Action item >>
Reproduce the entries that follow exactly, dropping each image.

Input data >>
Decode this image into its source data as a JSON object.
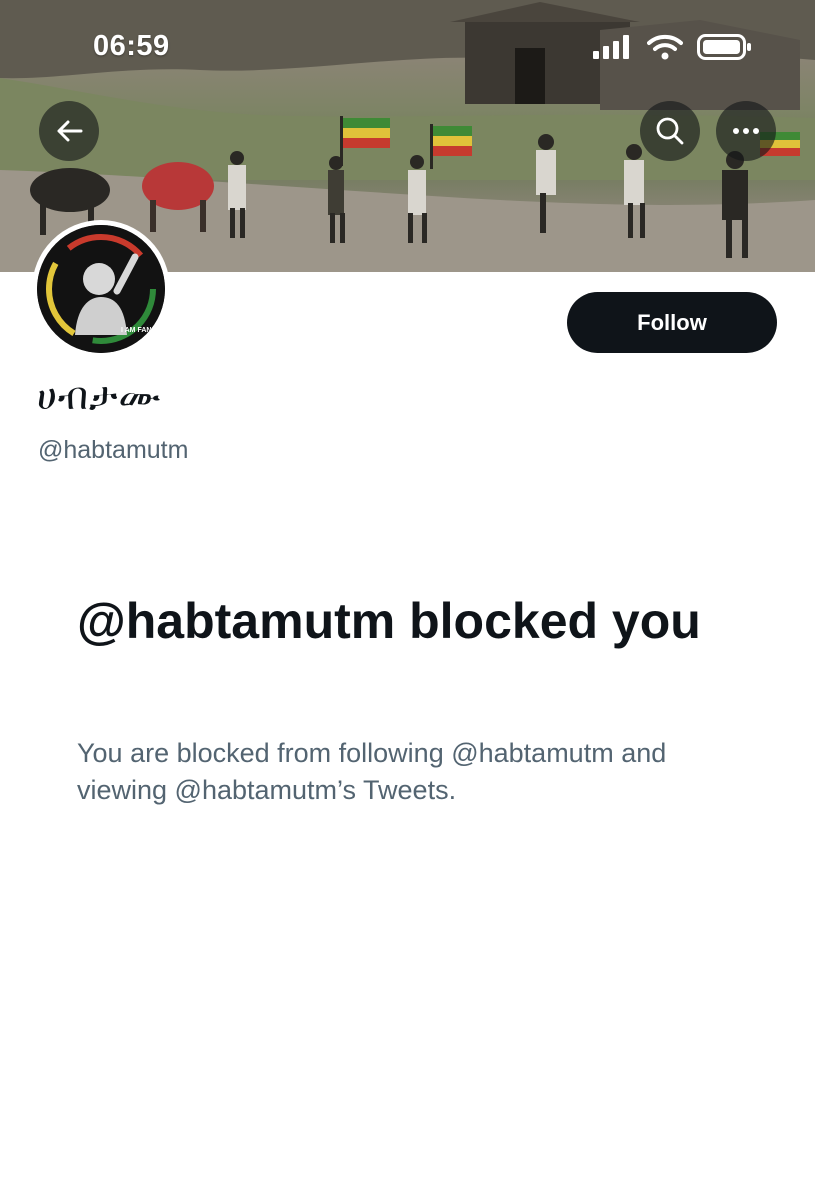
{
  "status_bar": {
    "time": "06:59",
    "icons": [
      "signal-icon",
      "wifi-icon",
      "battery-icon"
    ]
  },
  "banner": {
    "description_icons": [
      "back-arrow-icon",
      "search-icon",
      "more-icon"
    ]
  },
  "profile": {
    "display_name": "ሀብታሙ",
    "handle": "@habtamutm",
    "follow_label": "Follow",
    "avatar_caption": "I AM FANO"
  },
  "blocked": {
    "title": "@habtamutm blocked you",
    "description": "You are blocked from following @habtamutm and viewing @habtamutm’s Tweets."
  },
  "colors": {
    "primary_text": "#0f1419",
    "secondary_text": "#536471",
    "button_bg": "#0f1419",
    "button_text": "#ffffff"
  }
}
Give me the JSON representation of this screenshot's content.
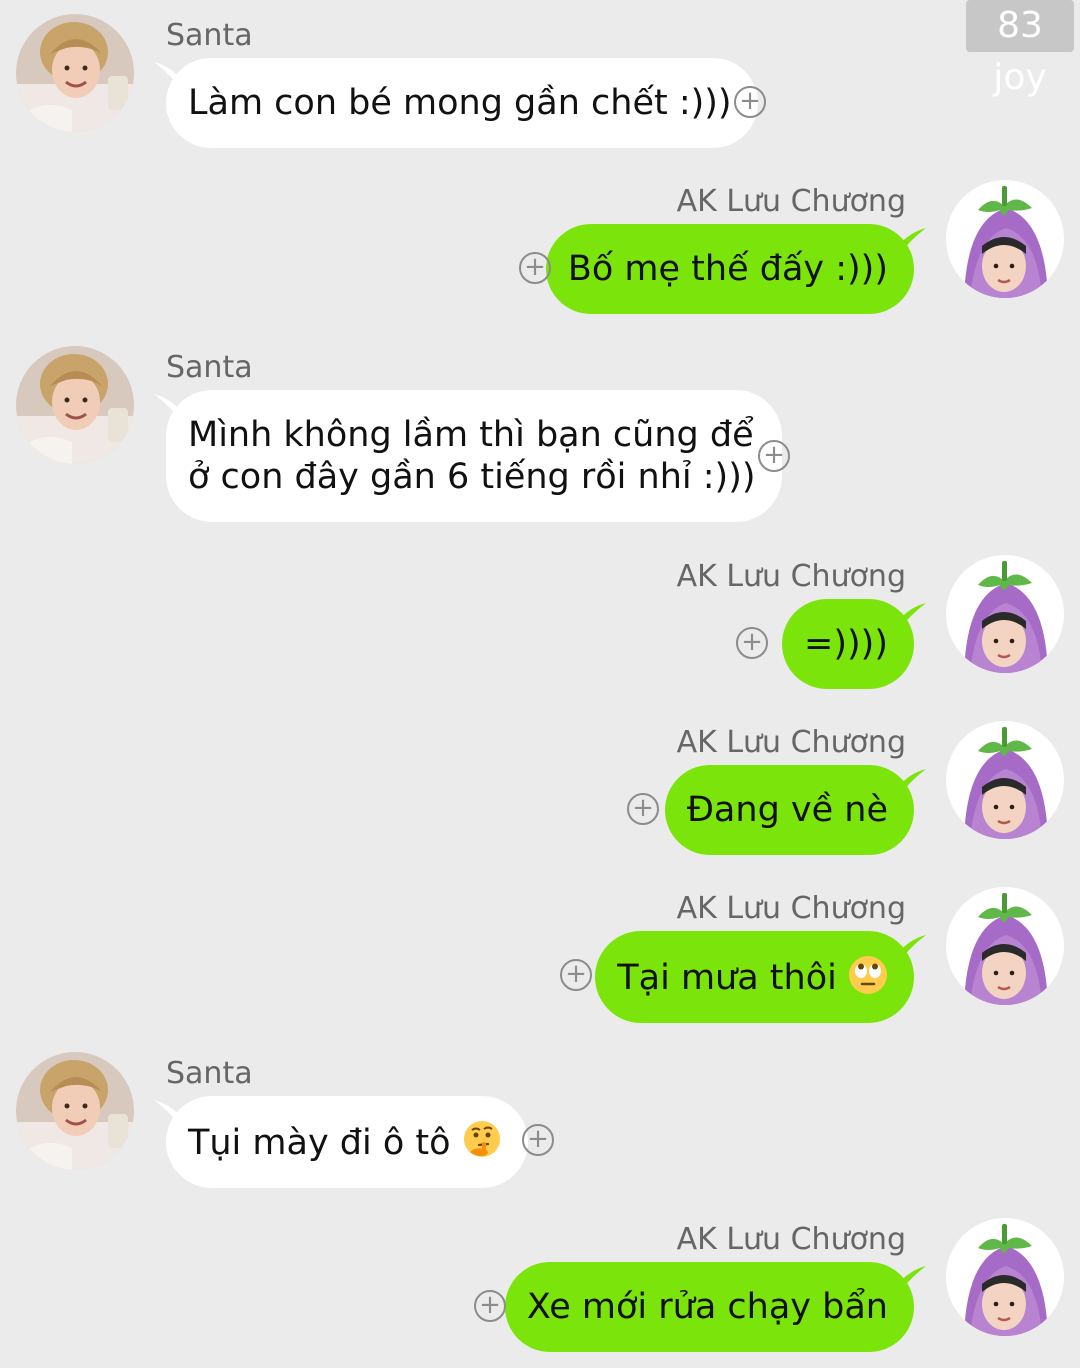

Written response >>
Decode this image into its source data as a JSON object.
{
  "status_bar": {
    "time": "06:59",
    "icons": [
      "signal-icon",
      "wifi-icon",
      "battery-icon"
    ]
  },
  "banner": {
    "description_icons": [
      "back-arrow-icon",
      "search-icon",
      "more-icon"
    ]
  },
  "profile": {
    "display_name": "ሀብታሙ",
    "handle": "@habtamutm",
    "follow_label": "Follow",
    "avatar_caption": "I AM FANO"
  },
  "blocked": {
    "title": "@habtamutm blocked you",
    "description": "You are blocked from following @habtamutm and viewing @habtamutm’s Tweets."
  },
  "colors": {
    "primary_text": "#0f1419",
    "secondary_text": "#536471",
    "button_bg": "#0f1419",
    "button_text": "#ffffff"
  }
}
Give me the JSON representation of this screenshot's content.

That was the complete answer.